Art installation “Reflection” is a result of the Signal Calling open challenge, backed in 2019 by PrusaLab. The winning duo, architects Adam Cigler and Petr Vacek were given full access to PrusaLab including all equipment and help from the staff. Six months of hard work later, the installation had its debut during the Signal Festival itself.
“Reflection” consists of dozens of independently moving mirrors. Each mirror is actuated by two servo motors and could tilt in any direction. Each mirror, its motors and a 3D printed supporting frame together form a movable module. Five such modules are attached to CNC-cut plywood panel and connected to a common servo shield, forming an independent cluster, which is controlled by a Raspberry Pi minicomputer. The whole installation includes 18 such clusters, controlled by six interconnected Raspberry Pis.
There is a tailor-made software which not only controls the mirrors but also synchronizes the movement with lights and music. Apart from the site-specific animations compiled in a 3D environment, the mirror wall could be animated with remote-controlled accelerometers. It’s a sophisticated technical system, mirror reflections are continuously morphing and changing. This hypnotic transformation provides a unique audiovisual experience.
This is the first version. Originally, the circular holding frame was printed from a bronze fill filament.
Thanks to parametric 3D modeling, it was easy to change the circular frames to hexagonal, better matching their shape with the mirrors.
“Parametric” means that a 3D model exists as a script, in which you can easily change one parameter and the rest of the geometry recalculates automatically.
However, the first versions were not flawless yet. For example, the actuators were falling out of the construction.
While testing the construction, we realized that for quick assembly, the cluster bottom panel has to fit into the corresponding holes.
We tested the functionality of each 5-module cluster, to find possible errors in the servomotor wiring.
The biggest challenge was to get rid of the mirror fluttering and make the animation smooth. We solved this by optimizing the 3D print parameters and reinforcing the construction with metal fittings.
We couldn’t complete such a large size assembly without help from 16 volunteers. For two weeks, PrusaLab was changed into a dedicated production line.
A static calculation of the steel mainframe dictated a huge maximum load, to prevent the installation from tipping over in a strong wind.
Together we had to use 525 kg of cast iron blocks, formerly serving as counterweights in an industrial lift.

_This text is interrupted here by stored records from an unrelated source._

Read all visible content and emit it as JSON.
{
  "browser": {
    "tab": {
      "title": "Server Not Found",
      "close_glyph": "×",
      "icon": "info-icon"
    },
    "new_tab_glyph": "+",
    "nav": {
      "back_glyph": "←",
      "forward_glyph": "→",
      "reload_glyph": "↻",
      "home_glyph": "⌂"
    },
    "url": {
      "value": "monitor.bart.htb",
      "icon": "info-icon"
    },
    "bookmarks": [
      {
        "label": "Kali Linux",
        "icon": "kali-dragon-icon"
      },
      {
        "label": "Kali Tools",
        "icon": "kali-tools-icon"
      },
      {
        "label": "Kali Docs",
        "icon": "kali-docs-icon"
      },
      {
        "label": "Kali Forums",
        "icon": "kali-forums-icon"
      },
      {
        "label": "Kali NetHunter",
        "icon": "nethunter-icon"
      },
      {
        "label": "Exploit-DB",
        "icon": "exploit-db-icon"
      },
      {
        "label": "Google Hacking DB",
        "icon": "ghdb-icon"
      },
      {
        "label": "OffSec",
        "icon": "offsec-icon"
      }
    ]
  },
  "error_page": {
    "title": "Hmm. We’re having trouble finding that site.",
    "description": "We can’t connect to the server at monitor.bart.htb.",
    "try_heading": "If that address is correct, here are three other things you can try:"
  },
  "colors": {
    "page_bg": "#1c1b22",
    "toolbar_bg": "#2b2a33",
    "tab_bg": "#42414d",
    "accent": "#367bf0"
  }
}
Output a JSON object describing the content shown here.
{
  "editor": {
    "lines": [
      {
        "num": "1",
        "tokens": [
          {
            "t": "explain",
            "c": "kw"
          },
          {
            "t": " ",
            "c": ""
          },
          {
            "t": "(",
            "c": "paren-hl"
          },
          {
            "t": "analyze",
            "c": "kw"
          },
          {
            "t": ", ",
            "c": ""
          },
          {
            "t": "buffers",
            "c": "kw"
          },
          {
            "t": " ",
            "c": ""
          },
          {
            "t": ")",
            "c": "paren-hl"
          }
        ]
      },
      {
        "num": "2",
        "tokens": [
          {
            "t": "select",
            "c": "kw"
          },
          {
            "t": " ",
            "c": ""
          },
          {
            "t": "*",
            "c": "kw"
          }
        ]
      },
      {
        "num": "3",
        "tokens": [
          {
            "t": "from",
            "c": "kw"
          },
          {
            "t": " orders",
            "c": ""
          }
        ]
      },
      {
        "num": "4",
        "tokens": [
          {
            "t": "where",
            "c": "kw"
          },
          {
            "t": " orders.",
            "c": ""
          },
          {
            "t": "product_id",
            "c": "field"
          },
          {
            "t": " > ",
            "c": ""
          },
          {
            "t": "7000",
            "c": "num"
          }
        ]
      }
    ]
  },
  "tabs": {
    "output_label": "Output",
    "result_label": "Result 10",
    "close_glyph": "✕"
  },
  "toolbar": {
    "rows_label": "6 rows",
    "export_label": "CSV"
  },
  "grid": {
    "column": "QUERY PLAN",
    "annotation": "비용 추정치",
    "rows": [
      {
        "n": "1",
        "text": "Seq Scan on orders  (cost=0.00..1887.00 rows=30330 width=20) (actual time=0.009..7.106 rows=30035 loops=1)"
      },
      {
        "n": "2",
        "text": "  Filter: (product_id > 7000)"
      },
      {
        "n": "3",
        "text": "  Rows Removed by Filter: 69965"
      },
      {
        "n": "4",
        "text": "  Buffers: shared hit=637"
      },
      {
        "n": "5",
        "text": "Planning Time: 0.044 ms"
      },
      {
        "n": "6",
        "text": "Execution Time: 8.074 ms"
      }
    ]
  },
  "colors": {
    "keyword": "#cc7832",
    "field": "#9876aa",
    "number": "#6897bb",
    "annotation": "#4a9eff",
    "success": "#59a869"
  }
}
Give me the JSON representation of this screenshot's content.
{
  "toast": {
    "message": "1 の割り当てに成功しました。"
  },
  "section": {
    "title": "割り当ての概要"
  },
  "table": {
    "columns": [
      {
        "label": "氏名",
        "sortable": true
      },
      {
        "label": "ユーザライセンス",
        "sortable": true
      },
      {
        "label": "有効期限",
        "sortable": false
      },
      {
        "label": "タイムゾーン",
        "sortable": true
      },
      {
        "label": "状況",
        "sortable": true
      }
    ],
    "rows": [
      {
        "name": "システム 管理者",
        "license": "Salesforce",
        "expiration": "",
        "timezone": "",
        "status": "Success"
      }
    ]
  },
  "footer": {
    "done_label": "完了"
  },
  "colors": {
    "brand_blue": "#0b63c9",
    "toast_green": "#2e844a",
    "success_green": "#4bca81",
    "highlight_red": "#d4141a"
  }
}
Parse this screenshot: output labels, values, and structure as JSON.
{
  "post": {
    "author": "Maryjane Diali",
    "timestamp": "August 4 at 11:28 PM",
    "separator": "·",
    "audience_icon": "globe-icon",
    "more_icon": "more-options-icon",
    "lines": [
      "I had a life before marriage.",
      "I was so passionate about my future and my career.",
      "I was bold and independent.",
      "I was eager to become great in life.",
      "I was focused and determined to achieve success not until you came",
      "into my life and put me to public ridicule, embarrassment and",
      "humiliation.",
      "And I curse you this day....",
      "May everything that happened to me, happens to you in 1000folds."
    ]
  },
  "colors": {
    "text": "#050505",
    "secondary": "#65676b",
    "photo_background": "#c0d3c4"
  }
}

As we had really bad weather during the assembly, a thorough waterproofing of the construction really paid off.
The unique experience attracted more than 60 thousand visitors. Thank you!
Adam Cigler & Petr Vacek
electronics, control software
production & management